Directions for this task:
Find the lines of data that contain the string "Acrobat", then list them.

- - - - -

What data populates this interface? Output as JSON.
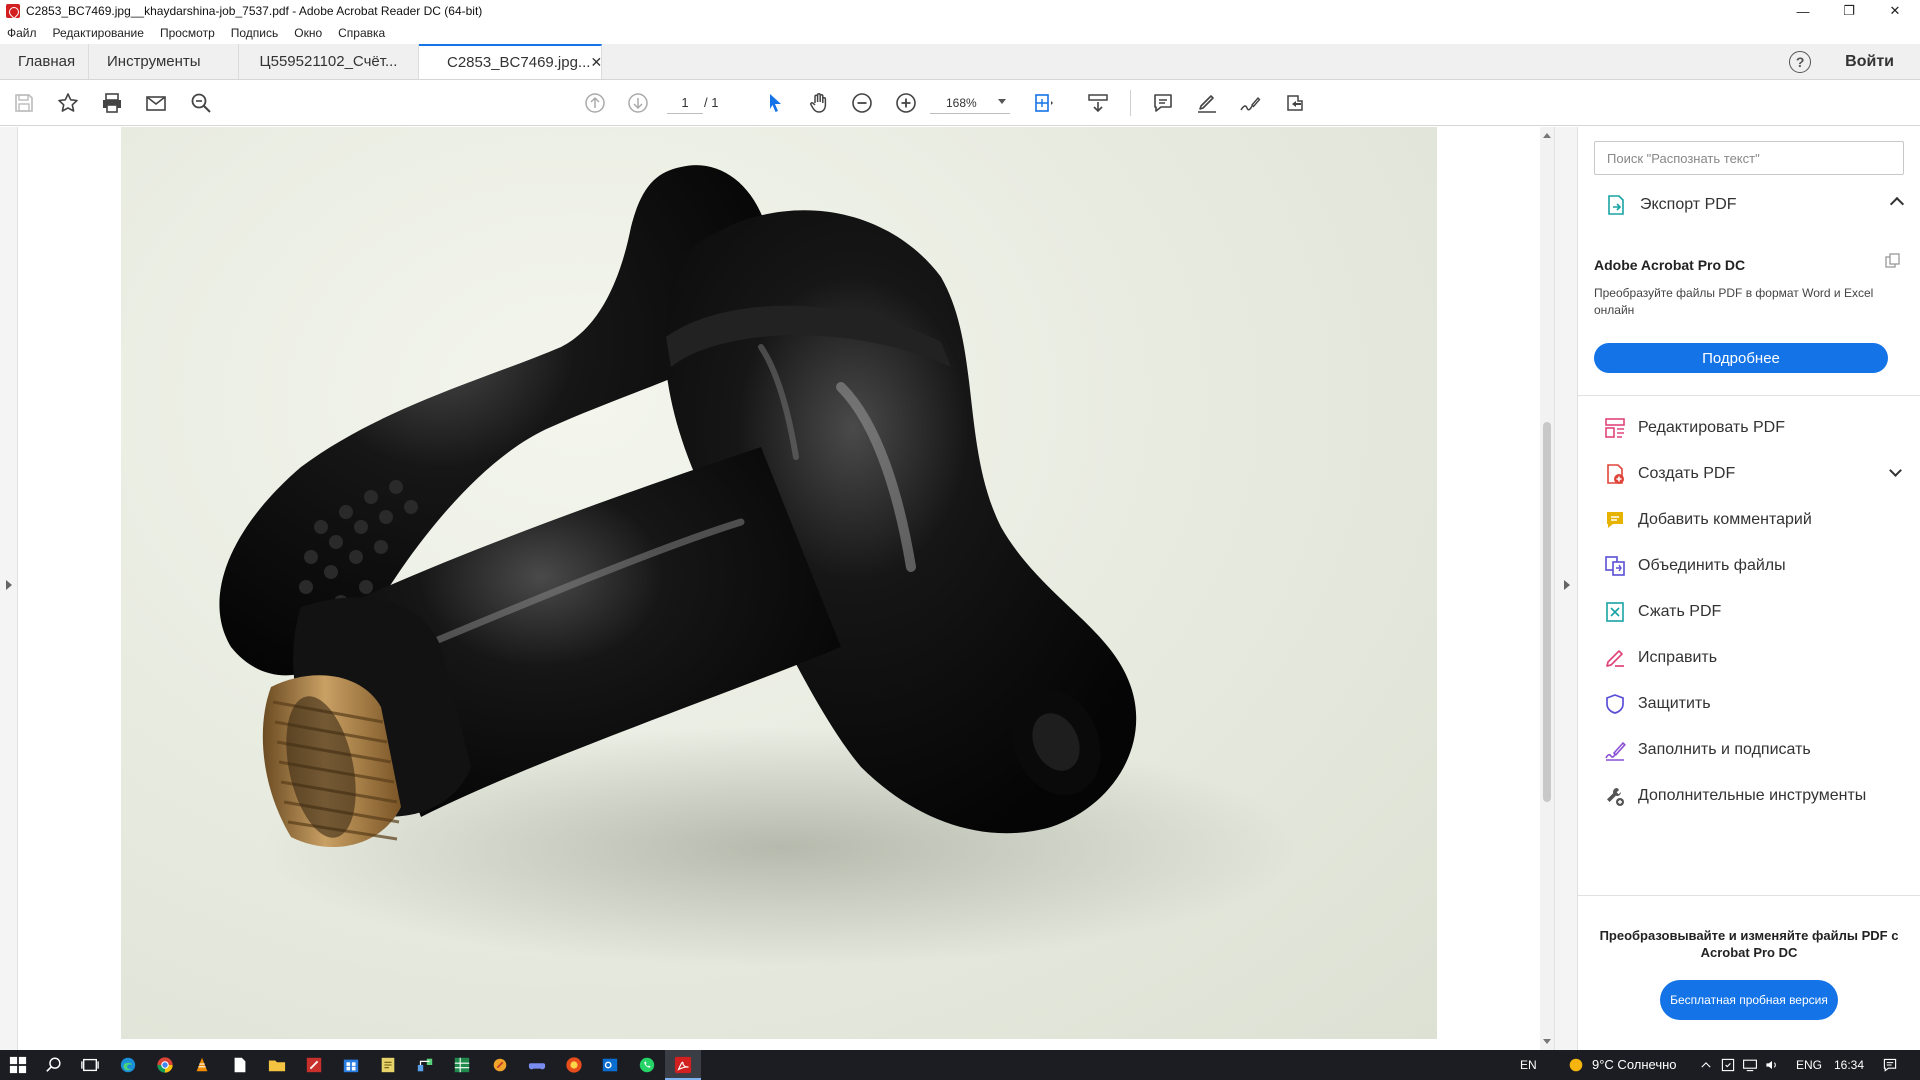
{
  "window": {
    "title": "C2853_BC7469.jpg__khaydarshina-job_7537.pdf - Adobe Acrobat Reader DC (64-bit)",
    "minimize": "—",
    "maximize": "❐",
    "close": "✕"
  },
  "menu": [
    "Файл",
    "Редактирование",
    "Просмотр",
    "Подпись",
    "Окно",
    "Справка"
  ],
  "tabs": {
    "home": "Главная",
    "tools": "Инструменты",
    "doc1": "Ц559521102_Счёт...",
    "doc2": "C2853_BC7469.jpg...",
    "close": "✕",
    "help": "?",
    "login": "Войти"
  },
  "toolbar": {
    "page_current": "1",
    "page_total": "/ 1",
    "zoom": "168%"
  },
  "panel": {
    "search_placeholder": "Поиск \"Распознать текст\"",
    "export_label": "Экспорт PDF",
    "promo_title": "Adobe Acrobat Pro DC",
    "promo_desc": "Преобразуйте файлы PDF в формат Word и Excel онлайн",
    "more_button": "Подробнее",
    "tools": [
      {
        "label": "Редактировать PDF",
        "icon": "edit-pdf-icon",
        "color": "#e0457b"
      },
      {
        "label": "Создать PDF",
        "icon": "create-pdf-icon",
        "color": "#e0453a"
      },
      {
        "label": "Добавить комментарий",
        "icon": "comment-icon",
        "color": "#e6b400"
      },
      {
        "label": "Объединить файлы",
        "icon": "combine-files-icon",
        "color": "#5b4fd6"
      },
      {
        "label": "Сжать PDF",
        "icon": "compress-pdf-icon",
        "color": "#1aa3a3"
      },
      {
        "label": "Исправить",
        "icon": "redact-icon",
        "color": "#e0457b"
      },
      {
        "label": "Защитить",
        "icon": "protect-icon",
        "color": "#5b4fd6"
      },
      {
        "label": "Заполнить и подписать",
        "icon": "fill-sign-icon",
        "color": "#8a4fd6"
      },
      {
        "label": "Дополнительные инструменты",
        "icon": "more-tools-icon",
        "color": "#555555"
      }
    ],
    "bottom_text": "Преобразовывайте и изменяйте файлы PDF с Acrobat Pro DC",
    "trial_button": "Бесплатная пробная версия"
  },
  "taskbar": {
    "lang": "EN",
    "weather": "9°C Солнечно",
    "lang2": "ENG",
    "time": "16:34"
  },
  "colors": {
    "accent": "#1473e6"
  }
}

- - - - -

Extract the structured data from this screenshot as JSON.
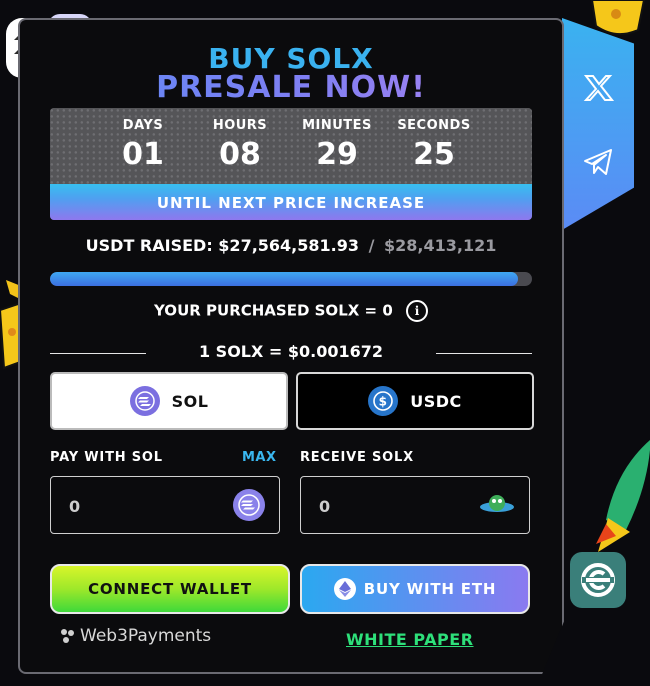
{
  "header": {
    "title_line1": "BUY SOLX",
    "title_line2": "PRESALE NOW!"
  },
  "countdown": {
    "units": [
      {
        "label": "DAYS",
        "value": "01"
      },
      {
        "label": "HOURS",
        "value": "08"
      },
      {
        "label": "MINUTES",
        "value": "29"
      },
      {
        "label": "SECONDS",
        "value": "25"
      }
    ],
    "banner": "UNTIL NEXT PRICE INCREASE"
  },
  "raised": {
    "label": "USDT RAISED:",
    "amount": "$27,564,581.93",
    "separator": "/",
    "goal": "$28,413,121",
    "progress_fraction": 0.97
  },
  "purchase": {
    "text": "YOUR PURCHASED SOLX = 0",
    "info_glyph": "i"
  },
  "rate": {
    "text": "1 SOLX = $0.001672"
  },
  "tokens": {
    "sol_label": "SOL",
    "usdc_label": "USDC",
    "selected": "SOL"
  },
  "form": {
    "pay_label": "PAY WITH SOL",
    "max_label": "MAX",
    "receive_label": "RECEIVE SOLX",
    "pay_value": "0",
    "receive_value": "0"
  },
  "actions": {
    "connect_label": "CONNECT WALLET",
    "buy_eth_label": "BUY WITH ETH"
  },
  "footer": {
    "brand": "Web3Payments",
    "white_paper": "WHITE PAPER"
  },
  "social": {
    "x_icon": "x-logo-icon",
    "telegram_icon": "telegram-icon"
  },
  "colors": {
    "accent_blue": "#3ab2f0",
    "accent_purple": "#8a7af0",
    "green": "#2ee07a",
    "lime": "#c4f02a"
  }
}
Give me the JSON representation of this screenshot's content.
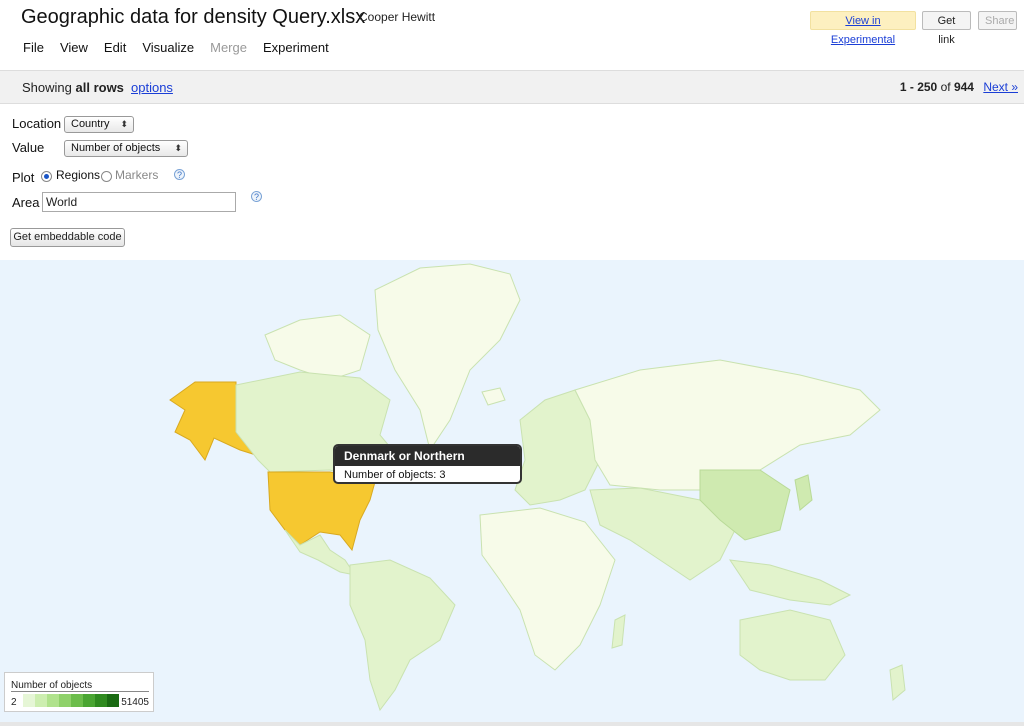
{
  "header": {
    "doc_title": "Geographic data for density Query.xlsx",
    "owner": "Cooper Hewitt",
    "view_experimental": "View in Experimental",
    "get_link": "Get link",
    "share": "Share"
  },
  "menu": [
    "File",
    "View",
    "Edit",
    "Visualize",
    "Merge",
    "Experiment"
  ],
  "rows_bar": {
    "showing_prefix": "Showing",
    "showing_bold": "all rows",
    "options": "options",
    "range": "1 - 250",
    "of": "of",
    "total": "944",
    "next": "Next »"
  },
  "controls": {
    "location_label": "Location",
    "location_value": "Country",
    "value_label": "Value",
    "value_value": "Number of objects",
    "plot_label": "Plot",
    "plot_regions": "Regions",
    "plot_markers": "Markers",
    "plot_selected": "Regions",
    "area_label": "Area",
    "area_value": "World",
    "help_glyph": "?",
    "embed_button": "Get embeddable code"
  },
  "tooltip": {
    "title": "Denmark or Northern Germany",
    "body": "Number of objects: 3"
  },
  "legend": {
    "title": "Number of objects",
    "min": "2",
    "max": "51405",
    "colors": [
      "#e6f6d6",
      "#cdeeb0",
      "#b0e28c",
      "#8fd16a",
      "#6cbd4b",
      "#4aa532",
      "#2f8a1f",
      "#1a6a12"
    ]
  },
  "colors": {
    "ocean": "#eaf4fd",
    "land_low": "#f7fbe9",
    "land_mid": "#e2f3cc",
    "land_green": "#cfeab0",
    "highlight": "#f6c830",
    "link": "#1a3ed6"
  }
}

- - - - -

Written solution:
    "title": "C2853_BC7469.jpg__khaydarshina-job_7537.pdf - Adobe Acrobat Reader DC (64-bit)",
    "promo_title": "Adobe Acrobat Pro DC",
    "bottom_text": "Преобразовывайте и изменяйте файлы PDF с Acrobat Pro DC",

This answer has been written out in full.